DATA FOR PROCESSING
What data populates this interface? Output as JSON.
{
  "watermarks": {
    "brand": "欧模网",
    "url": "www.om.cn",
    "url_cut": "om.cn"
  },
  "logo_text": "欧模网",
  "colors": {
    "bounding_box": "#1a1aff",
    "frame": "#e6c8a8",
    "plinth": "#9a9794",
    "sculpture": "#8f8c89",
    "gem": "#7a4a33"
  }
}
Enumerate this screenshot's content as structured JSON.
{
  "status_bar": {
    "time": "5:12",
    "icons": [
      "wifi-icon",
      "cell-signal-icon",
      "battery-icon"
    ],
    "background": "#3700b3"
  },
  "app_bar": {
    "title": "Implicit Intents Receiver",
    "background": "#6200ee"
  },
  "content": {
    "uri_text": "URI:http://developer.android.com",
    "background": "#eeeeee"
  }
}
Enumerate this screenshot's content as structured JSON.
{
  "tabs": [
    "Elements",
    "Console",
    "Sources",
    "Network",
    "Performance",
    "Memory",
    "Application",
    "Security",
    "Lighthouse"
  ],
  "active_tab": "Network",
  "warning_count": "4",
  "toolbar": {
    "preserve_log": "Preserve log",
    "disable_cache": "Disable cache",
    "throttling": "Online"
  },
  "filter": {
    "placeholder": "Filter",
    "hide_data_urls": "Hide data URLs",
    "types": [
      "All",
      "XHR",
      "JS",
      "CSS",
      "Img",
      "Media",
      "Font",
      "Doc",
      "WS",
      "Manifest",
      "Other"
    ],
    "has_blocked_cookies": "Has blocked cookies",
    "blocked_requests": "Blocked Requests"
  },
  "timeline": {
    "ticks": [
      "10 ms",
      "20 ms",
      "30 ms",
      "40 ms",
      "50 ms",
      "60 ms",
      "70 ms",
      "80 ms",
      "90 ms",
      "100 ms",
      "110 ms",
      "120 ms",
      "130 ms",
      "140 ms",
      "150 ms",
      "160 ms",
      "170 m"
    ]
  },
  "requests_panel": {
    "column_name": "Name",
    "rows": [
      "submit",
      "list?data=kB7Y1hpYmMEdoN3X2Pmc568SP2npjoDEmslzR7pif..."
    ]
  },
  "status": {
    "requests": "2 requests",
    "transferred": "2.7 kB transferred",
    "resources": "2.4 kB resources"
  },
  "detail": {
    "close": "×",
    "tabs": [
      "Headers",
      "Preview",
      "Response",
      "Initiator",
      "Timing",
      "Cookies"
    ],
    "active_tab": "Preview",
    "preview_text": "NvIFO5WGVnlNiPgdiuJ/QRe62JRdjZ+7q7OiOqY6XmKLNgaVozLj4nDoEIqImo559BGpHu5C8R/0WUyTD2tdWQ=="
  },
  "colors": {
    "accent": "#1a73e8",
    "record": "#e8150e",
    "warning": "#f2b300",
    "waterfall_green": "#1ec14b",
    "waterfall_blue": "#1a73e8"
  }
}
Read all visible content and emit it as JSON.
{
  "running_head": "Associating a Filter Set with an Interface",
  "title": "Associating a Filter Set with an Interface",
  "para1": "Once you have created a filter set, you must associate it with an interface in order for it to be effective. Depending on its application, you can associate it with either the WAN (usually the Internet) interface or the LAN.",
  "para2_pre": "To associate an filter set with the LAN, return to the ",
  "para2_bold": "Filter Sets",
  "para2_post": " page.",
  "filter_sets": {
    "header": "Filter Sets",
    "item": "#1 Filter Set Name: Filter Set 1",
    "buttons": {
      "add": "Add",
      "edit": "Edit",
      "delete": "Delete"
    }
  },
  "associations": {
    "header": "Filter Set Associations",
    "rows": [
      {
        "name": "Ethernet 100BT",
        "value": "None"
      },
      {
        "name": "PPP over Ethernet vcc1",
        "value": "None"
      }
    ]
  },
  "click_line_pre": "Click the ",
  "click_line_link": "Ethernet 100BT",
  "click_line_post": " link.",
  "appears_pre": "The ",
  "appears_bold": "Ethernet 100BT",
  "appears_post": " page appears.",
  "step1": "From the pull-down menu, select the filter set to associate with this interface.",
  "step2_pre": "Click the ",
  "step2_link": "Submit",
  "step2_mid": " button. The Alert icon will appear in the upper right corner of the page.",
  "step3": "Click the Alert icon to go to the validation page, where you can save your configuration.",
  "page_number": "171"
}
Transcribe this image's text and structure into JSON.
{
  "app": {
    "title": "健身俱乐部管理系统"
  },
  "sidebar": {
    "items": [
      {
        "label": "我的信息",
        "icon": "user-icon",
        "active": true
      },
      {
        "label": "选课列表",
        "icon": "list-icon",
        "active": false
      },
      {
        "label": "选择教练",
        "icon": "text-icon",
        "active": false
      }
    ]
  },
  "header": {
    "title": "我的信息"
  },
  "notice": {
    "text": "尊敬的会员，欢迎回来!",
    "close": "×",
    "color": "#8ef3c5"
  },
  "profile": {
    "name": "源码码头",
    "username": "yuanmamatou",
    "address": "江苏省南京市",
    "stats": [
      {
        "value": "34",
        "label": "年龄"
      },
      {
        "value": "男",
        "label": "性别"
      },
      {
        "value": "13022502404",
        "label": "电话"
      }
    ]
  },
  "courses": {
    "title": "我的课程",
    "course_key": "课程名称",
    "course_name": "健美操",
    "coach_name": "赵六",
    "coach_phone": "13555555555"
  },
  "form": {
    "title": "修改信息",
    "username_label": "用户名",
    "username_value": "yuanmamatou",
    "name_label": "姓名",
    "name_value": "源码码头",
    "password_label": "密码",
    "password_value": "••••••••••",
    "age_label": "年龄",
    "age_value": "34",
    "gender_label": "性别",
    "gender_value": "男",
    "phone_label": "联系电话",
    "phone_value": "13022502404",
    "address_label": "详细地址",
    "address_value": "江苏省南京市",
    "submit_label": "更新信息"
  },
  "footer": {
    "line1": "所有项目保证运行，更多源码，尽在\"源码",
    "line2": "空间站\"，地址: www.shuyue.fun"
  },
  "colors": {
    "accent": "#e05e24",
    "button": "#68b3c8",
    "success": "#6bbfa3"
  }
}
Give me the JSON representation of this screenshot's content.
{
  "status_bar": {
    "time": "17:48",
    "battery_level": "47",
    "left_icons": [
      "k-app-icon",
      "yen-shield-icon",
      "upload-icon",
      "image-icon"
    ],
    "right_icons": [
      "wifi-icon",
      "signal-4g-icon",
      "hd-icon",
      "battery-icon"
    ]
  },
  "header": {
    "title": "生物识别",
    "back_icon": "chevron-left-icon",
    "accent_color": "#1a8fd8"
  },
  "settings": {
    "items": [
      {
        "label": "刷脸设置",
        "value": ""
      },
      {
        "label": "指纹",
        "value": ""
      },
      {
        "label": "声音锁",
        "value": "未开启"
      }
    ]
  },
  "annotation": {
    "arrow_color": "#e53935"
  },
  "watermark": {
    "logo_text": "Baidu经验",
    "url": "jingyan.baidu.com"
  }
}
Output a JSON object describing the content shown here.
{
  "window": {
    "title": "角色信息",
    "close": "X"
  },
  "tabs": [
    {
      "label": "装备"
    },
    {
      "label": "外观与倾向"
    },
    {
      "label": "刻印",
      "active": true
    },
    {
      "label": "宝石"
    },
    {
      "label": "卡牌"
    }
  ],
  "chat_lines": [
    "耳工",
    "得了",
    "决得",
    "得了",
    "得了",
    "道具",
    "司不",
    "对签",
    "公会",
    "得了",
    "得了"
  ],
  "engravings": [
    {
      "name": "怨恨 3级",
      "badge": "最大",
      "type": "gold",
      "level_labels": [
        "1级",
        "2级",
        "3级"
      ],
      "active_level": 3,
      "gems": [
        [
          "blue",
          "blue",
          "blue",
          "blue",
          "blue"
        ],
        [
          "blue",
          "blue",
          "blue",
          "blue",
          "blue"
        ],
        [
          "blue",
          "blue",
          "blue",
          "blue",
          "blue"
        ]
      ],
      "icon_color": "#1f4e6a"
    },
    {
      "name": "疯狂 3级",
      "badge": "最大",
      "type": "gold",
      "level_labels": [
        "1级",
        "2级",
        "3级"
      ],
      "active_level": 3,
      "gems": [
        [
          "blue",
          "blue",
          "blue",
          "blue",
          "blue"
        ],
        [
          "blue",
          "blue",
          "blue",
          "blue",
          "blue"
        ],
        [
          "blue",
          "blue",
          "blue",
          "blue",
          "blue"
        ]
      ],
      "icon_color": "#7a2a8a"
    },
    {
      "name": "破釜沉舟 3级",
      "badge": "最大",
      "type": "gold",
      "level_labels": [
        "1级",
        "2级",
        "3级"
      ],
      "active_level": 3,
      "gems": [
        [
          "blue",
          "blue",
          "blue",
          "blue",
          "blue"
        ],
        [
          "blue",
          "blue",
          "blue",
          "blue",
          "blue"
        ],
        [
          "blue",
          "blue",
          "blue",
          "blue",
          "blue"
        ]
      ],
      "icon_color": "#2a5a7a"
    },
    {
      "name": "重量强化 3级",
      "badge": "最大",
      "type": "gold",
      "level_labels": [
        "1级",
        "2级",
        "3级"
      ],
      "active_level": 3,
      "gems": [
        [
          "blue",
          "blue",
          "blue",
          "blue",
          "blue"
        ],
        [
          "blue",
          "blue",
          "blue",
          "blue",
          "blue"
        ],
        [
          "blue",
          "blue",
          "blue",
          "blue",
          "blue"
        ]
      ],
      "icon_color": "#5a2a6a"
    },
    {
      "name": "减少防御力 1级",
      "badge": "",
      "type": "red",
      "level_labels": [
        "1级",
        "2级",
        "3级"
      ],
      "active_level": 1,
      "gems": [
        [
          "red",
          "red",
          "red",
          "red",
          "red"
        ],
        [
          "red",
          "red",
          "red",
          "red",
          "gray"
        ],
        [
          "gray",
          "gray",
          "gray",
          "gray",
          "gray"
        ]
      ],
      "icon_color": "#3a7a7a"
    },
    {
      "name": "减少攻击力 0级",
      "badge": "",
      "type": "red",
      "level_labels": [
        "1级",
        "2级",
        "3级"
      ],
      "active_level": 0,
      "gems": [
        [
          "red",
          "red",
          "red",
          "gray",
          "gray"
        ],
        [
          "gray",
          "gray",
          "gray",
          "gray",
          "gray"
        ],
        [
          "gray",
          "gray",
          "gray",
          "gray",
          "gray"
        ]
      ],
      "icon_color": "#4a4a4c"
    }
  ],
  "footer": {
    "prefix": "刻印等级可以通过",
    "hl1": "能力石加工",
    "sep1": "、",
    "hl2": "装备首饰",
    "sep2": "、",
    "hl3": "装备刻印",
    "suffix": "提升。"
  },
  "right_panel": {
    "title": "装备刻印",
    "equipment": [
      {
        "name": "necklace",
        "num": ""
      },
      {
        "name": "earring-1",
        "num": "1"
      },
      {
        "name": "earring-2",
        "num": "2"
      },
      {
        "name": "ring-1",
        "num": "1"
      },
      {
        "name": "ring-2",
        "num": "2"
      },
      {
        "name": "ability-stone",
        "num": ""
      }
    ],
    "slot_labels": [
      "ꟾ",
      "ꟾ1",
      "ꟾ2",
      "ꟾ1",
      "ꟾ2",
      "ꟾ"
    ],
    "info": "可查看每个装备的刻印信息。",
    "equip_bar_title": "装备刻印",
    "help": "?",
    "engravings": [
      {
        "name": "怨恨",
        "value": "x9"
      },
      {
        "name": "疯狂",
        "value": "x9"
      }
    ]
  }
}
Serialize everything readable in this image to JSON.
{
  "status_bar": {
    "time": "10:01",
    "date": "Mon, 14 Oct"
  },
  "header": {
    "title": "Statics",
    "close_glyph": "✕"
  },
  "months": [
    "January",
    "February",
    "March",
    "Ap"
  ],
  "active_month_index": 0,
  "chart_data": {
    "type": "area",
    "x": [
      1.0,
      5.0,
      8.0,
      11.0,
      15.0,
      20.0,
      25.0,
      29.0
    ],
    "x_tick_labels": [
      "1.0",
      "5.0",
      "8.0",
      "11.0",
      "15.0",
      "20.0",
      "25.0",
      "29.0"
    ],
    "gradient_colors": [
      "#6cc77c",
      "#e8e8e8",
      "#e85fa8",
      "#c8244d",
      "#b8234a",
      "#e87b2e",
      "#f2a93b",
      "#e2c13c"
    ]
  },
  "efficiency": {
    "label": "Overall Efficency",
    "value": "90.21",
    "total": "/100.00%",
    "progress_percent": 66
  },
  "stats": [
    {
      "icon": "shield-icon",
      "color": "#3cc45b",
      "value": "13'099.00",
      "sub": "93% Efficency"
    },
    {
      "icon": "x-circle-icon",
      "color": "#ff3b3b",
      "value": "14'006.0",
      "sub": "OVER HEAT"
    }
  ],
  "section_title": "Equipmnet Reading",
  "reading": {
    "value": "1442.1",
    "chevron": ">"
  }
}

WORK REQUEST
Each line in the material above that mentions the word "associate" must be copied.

SOLUTION BELOW
  "para1": "Once you have created a filter set, you must associate it with an interface in order for it to be effective. Depending on its application, you can associate it with either the WAN (usually the Internet) interface or the LAN.",
  "para2_pre": "To associate an filter set with the LAN, return to the ",
  "step1": "From the pull-down menu, select the filter set to associate with this interface.",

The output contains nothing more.